“… if all people are more or less alike, why do we burn with such all-consuming passions for some of them?”—Ernest Becker, The Denial of Death, 1973
During a visit with family and friends in London and the Tuscany area of Italy during the summer of 2016, I wondered how certain Europeans and descendants of Africa were viewing the American presidential campaign? In casual conversations, many non-Americans (and a few strangers) reminded me that we were electing a leader of the democratic world. Such a leader must be wise, aware of cultural nuance, prayerful and thoughtful. They must be aware that Evil is not only in us, but all around and “armed with cruel hate” (Martin Luther, 16th C). If we are electing a leader, not just for Americans, but for non-Americans, too, then I wonder, what kinds of information were they getting? Just as important, or what kinds of information were they not getting? What role was the media playing?
This summer, the Republican and Democratic conventions offered the two parties’ future vision for America and world. They showed both inclusive and exclusive aspects of a totality, all of it an effort to influence our thinking, to help us form our opinions. But what were certain Europeans and Africans thinking, and why?
In the news coverage in London, Donald Trump dominated. There was little or no mention of Hillary Rodham Clinton. The same appeared to hold in casual conversations. In the Tuscany area of Italy, Trump was compared to Silvio Berlusconi, an Italian business tycoon whose most recent tenure as Prime Minister ended in 2011. For many, Trump is considered a liar and manipulator, a joke and a disaster, a man viewed as all about himself, inexperienced as a politician, and as an impulsive person full of ill will. A typical question and concern in both places, “Do you think he will become president?” Immediately following the question was, “How on earth did he make it so far?”
At the same time, individuals had little or nothing positive to say about Hillary. She is a politician, we were told, and you cannot trust politicians; or, she is experienced, but not sensational; or, she is a woman. Deeper probes might ask about her grounding values and how they might play out in her Methodist faith. Nothing compelling was said about the good things Hillary has already done to champion disadvantaged children, to address issues of health care coverage for everyone, or to oppose racism.

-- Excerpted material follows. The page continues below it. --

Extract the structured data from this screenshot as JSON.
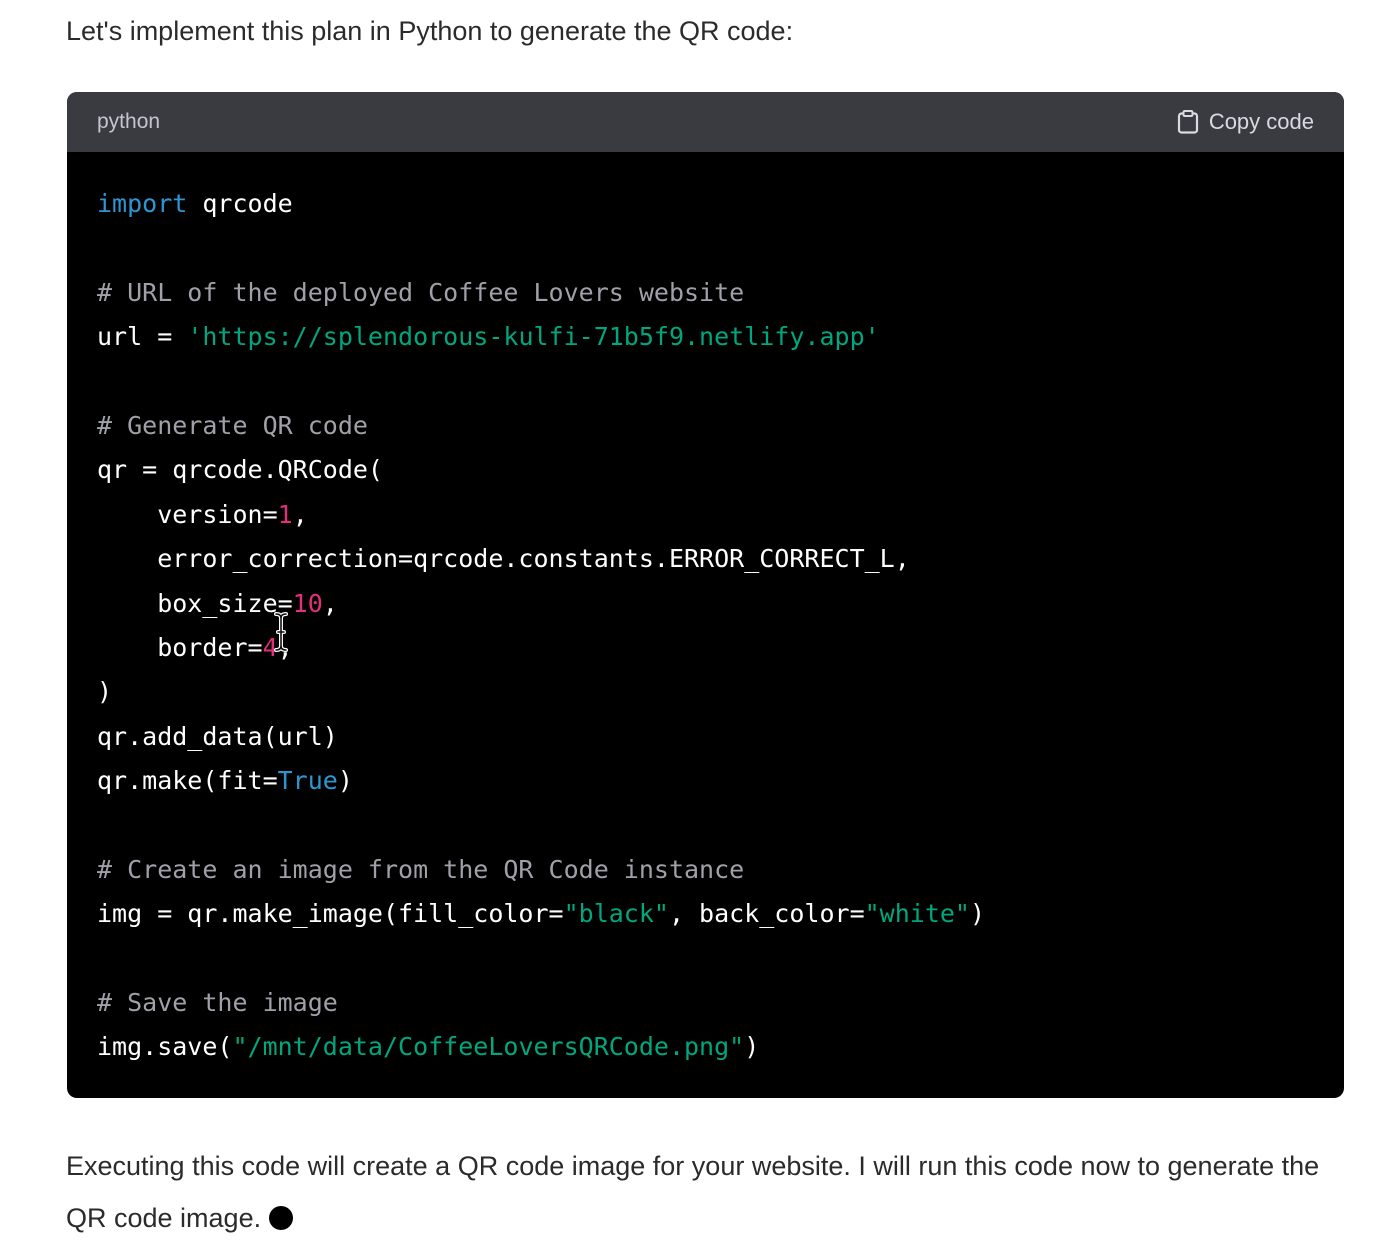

The people with whom I spoke appeared to be knowledgeable and had strong opinions – or prejudices – about Trump or Clinton, but of course knew nothing about Jim Jones. And without this knowledge, how could they see what I saw, the parallels between Jim Jones and Donald Trump: their self-centered narcissism on the flip side of charisma; their hierarchical power arrangements; and their self-serving manipulation of information. I thought about a lack of discerning questions and compelling moral vision for a responsible democratic society; their views on the roles of women; their inability to address ontological issues (such as anxiety over violence), and their grandiose sense of mental, physical and spiritual well-being. These are immense and complex issues, endemic to human conditions. They are often confused with unrealistic and simplistic promises of salvation, and the undisputed claims that “it is true.” What is considered “true” is without a show of evidence, critical thinking, or historical and moral awareness.
How do we explain the appeal of Donald Trump today or a Jim Jones 40 years ago? What is “the spell cast…” that fascinates, tickles the ears, entertains, or otherwise draws so much attention to certain personalities, and not enough to others?
What is the meaning and role of redemption in society and who are the redeemers? Where on earth are they socially located or embodied? If Jones and Trump are cast and forever remembered as bad and nasty people, and if Hillary Clinton is dubbed as “crooked,” then can such persons – including our many selves – ever become good again? Can they be redeemed? Can we?
Democracy must find ways to promote ideal concepts and encourage change of undesired parts of the self as these relate to the wider social and external environment. As citizens of a democratic society, we must find ways to redeem and sustain those who sustain others. Herein lies a desired role for the political leader and religious and visionary. Grace and forgiveness interwoven, along with the unity of love (agape), power and justice must be the desideratum.
(Rev. Archie Smith, Jr., Ph.D. is a regular contributor to this website. His other article in this edition of the jonestown report is Reflections on Jonestown, 37th Anniversary, November 18, 2015. His complete collection of writings is here.)